In the gospel of Mark we are told this, “…the people brought to Jesus all the sick and demon-possessed. The whole town gathered at the door, and Jesus healed many who had various diseases.” (Mark 1:32-34a)

What I find here isn’t just what Jesus did. He healed people of diseases and demon-possession. He helped people. Matthew 9:36 and Matthew 14:14 both tell us that Jesus “had compassion” on people. He saw their needs, desired to help and took action to help.

Yet, Jesus’ helping isn’t what I find amazing today. What is amazing is what Jesus didn’t do. He didn’t have them fill out an application and base His help on whether they agreed with Him or not.

He didn’t help only those who were His disciples. He didn’t hate those who were in need, even if they came solely for healing or food and not really for spiritual guidance.

Jesus showed love to towns and crowds of people, who may or may not ever become His followers.

This past Sunday there was a heinous act of terror inflicted on people, people doing things at the time with which you may or may not agree. But they were people, created in the image of God.

They were people Jesus would have loved. They have family and friends that Jesus loves – not because He agrees with their decisions, just as He doesn’t always agree with mine – but because they are people He created. How would Jesus react to this situation?

I don’t think He would ask for applications as to someone’s beliefs or what religion they follow. I don’t think He would picket or even ignore the situation. I think He would show love for people.

There are few people you will agree with completely. I am certain that there is not a single person in my own church, where I work and choose to attend, not one that I agree with on every single topic. Most are small issues, but even with larger issues I am still to show them love.

As you and I show love there will be personal opportunities or even group opportunities to share more. Look for them and take them with excitement. Be ready to share with people the good news of Jesus Christ and salvation. (1 Peter 3:15) But begin with loving people.

Loving people doesn’t mean you agree with everything they do or stand for. Loving people doesn’t mean you are better than them. Loving people means being a humble servant of the Lord, who desires you to serve others as He served us. (John 13:15) What do we do in a situation like this?

The answer is simple. Love.
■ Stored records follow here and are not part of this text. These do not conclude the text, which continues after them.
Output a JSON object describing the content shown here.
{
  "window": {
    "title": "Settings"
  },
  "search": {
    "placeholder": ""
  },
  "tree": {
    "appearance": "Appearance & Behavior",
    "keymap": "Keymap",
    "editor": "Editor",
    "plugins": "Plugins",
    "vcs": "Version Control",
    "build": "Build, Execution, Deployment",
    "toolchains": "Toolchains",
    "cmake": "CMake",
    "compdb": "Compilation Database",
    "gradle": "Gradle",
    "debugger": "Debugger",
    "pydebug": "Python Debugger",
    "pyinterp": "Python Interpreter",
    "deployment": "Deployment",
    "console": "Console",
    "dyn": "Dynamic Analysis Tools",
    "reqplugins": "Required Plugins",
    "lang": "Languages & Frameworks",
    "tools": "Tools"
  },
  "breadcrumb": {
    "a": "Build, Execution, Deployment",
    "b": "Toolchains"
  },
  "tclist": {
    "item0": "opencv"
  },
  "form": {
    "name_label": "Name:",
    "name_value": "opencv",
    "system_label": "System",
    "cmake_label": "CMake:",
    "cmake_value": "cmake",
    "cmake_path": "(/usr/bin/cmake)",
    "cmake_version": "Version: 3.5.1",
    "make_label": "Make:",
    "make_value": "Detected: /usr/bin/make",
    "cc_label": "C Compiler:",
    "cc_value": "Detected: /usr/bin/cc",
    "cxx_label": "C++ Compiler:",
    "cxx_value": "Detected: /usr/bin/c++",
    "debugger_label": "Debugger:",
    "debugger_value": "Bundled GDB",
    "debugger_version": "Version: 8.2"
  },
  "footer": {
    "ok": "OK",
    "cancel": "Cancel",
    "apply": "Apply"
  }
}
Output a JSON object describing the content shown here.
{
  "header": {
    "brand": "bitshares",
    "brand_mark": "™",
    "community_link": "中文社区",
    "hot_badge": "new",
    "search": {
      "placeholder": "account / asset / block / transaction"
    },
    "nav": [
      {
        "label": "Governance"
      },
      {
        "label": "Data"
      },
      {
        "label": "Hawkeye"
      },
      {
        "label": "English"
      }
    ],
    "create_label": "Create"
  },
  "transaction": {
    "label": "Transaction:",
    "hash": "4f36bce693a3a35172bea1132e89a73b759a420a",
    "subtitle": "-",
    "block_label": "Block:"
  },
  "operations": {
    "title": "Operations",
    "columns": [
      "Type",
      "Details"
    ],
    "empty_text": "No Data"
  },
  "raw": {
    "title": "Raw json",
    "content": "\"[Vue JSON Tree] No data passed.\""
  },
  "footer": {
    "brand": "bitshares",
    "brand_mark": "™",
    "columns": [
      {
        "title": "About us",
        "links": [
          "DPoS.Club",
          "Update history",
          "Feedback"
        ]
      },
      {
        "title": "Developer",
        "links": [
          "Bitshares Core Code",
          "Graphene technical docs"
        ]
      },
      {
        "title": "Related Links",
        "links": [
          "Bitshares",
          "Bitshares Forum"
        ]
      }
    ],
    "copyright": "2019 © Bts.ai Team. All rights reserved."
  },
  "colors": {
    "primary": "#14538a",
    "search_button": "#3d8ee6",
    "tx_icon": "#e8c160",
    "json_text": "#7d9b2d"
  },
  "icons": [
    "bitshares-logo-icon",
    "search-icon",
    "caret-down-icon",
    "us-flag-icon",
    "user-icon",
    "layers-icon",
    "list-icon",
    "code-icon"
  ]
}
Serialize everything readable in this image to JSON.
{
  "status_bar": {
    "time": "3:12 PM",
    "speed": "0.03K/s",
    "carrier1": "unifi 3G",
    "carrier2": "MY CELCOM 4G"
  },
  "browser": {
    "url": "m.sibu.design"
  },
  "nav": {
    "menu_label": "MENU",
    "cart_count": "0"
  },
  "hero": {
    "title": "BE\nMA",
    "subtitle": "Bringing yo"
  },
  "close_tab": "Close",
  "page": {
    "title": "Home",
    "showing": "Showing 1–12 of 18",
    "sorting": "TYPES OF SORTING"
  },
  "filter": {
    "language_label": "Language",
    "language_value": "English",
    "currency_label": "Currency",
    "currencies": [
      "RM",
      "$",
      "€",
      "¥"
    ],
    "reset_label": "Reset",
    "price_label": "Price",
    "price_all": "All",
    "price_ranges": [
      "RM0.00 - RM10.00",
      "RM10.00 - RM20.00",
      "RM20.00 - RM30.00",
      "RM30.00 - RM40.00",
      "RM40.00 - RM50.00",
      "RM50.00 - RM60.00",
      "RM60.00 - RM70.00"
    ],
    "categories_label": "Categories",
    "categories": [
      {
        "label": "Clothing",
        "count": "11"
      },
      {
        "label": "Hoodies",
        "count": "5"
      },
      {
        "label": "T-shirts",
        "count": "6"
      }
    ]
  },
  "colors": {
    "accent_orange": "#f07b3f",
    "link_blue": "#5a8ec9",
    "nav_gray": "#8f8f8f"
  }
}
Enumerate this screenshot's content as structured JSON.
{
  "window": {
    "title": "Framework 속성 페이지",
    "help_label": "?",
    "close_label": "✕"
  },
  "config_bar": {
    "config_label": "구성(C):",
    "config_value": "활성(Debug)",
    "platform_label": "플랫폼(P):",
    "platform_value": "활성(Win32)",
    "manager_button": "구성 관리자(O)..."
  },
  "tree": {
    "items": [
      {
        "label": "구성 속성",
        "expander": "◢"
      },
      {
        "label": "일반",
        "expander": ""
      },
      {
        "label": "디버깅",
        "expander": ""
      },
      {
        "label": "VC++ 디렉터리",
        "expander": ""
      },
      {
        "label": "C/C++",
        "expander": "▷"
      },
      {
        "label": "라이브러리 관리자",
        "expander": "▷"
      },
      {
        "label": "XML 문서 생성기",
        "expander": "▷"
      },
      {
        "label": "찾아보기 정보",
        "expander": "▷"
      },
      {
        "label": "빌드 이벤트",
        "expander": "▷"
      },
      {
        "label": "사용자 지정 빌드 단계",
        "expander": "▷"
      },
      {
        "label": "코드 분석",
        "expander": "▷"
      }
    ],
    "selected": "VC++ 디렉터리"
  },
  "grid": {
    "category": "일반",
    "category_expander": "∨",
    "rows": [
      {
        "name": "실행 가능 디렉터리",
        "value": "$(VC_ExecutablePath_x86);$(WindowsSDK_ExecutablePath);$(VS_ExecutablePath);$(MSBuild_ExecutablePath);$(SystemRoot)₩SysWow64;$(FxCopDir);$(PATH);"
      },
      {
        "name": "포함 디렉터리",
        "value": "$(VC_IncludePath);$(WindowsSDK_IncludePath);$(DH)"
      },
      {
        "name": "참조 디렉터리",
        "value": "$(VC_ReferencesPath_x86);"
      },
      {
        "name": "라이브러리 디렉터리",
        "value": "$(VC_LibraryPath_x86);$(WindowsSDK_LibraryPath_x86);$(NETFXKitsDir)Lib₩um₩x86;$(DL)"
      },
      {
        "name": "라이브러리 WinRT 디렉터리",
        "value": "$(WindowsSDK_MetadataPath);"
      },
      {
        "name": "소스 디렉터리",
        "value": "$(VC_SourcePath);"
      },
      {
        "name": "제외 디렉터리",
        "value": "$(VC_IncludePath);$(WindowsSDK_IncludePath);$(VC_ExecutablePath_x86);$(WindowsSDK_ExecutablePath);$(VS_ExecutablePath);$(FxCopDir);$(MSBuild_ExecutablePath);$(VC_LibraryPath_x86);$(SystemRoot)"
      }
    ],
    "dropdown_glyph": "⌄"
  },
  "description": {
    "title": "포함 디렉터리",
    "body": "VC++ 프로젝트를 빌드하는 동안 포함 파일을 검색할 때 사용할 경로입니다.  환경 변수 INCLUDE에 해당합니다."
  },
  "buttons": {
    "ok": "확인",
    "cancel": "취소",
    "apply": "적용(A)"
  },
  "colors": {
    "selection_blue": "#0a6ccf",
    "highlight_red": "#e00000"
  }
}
Are you willing to show love to others, even those with whom you do not agree?

“... A town on a hill cannot be hidden… In the same way, let your light shine before others, that they may see your good deeds and glorify your Father in heaven.” (Matthew 5:16)